* Try it: From the entries that follow, copy each line in which "JSON" appears.

* Material provided:
————

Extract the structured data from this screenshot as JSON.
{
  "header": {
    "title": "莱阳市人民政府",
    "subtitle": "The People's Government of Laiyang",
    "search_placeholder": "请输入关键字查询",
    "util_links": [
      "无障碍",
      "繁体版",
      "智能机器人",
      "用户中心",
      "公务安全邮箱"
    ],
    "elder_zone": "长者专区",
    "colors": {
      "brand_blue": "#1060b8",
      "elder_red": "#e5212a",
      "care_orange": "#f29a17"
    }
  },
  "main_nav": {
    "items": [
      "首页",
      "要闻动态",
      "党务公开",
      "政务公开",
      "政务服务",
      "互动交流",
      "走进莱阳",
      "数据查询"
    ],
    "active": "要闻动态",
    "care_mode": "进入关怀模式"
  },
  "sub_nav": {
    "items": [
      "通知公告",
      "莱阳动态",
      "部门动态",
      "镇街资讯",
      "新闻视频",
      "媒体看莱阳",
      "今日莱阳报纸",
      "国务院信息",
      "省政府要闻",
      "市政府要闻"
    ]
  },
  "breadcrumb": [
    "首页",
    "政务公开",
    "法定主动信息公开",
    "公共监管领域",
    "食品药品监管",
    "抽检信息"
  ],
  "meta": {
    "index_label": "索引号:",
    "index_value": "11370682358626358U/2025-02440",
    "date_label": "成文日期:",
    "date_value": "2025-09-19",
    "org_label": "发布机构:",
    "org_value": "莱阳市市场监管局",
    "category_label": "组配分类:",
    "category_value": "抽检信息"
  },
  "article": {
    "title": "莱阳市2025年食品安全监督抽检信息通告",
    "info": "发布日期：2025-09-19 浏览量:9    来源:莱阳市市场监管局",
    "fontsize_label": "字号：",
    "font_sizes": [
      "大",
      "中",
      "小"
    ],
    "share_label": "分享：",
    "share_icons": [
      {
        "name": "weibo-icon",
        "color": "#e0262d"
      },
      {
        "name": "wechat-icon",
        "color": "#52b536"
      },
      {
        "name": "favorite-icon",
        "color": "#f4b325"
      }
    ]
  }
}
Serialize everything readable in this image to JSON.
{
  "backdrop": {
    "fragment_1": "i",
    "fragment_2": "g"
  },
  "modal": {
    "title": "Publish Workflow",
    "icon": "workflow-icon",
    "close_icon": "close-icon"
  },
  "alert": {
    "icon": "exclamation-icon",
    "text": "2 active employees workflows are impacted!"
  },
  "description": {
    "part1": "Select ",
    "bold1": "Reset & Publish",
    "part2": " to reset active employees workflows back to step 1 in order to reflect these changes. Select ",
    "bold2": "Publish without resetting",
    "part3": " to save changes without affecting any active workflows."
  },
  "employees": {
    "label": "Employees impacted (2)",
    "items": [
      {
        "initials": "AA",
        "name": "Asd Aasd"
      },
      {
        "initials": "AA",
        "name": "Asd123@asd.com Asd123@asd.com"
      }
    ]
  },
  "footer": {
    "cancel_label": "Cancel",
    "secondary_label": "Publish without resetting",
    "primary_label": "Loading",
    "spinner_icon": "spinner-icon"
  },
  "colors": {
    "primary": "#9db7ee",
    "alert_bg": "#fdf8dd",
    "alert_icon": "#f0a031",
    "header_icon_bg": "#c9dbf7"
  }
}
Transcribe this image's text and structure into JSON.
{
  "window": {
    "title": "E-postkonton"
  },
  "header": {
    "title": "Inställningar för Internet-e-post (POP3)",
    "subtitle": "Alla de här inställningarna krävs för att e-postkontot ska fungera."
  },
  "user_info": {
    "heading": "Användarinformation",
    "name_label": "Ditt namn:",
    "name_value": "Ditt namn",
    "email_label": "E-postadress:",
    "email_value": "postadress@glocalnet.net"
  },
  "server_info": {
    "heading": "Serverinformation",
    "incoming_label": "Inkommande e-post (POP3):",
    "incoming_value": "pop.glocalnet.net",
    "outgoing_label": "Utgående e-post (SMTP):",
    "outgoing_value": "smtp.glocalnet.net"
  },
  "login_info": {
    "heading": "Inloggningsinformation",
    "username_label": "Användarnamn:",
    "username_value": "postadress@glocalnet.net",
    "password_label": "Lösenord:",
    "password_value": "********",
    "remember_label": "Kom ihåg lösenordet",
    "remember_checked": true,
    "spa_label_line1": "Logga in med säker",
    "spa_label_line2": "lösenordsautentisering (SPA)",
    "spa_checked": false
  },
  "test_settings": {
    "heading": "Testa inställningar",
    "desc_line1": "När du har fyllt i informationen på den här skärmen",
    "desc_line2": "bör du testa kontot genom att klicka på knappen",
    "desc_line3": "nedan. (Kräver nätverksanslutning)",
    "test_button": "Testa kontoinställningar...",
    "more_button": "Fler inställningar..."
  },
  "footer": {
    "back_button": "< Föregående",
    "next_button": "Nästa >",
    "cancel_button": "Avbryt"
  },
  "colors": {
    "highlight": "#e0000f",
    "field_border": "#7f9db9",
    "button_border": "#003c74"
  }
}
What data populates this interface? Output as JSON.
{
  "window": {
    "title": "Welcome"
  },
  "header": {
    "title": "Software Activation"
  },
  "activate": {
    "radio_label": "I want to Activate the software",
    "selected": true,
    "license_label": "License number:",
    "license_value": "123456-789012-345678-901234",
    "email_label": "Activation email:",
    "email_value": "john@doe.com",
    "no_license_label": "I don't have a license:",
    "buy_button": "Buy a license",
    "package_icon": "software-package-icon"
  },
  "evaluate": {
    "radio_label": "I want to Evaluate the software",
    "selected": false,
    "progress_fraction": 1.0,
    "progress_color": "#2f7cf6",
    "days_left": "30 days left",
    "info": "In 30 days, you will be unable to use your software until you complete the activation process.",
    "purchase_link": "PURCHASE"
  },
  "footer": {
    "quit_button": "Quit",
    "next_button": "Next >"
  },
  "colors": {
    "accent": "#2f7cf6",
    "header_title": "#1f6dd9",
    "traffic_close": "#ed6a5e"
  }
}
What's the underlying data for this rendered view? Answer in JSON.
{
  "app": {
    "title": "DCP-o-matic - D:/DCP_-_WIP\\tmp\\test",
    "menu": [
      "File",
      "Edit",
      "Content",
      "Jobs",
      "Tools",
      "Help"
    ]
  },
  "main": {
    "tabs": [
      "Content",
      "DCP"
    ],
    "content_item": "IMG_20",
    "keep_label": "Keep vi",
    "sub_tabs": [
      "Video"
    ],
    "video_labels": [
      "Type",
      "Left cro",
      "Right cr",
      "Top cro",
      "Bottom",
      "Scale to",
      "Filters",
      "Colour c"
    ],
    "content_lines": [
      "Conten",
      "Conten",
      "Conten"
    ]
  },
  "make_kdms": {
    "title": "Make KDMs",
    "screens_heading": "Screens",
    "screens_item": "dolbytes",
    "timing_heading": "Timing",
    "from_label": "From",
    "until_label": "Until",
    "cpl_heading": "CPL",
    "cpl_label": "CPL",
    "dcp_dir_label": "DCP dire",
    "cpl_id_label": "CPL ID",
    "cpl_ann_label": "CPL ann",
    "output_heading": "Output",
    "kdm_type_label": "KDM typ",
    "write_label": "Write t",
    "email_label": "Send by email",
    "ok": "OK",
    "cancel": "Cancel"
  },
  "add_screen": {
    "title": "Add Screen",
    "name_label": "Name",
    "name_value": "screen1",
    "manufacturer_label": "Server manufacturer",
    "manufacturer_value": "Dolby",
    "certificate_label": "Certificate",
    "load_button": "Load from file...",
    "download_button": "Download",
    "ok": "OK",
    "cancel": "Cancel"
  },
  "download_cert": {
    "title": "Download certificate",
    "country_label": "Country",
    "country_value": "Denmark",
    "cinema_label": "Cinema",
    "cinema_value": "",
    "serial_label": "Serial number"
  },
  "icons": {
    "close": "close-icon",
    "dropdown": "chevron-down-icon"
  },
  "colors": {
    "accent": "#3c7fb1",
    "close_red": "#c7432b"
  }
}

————

* Response area:
Extract the structured data from this screenshot as JSON.
Serialize everything readable in this image to JSON.
Transcribe this image's text and structure into JSON.
What data populates this interface? Output as JSON.
What's the underlying data for this rendered view? Answer in JSON.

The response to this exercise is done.